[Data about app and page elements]
Segment Open
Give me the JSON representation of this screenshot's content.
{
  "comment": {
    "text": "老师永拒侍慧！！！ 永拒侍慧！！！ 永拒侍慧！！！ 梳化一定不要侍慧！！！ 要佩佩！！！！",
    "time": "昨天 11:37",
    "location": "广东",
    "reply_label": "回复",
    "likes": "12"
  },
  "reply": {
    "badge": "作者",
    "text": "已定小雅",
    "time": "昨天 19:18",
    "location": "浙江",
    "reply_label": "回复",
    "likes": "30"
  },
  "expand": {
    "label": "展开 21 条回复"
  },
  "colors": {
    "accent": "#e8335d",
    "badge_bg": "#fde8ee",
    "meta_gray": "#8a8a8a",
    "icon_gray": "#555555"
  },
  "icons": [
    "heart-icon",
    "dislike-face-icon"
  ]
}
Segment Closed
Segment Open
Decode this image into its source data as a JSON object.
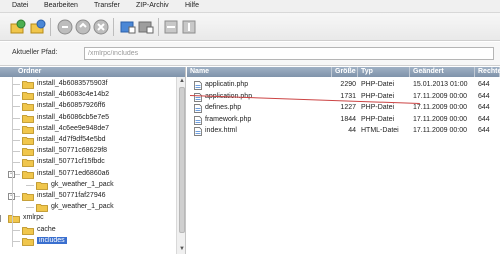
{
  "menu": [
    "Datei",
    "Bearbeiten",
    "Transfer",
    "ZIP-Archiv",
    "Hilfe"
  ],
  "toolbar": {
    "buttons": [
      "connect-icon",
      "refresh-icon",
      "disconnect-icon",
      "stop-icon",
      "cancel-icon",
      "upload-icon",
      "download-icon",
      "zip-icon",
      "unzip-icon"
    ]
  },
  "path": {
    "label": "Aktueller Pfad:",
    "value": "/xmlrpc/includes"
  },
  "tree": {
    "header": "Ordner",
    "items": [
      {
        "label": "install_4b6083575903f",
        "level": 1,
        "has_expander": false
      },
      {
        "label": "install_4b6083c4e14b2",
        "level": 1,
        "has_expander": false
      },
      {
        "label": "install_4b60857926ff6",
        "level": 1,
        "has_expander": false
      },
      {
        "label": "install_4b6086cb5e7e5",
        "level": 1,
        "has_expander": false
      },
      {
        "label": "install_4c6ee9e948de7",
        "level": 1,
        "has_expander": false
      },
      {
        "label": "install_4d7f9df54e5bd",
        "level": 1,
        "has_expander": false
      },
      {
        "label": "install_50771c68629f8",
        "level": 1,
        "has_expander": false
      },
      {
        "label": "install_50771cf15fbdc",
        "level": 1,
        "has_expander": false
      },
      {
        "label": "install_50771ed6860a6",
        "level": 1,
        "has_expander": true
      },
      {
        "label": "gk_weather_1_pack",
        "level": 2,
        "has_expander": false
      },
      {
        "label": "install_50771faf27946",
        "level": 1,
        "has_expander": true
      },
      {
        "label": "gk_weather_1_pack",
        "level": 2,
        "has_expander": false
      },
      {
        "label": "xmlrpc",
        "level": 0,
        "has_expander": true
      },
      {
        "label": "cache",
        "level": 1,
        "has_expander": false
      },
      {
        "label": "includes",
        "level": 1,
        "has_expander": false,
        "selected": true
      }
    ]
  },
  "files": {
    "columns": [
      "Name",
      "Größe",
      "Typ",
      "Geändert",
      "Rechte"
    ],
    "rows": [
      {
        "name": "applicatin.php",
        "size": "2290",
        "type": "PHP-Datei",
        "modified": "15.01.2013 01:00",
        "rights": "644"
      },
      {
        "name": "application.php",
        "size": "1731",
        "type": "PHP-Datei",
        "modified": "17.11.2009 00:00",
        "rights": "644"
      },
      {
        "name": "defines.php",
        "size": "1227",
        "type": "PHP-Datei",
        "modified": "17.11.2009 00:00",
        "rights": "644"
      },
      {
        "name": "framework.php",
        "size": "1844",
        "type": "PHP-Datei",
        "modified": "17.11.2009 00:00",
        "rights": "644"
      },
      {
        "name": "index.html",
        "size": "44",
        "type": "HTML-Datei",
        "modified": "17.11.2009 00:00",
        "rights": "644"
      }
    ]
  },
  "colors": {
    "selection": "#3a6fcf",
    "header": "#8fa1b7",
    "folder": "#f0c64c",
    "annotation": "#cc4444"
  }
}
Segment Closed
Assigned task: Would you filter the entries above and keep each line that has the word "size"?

Answer to this task:
        "size": "2290",
        "size": "1731",
        "size": "1227",
        "size": "1844",
        "size": "44",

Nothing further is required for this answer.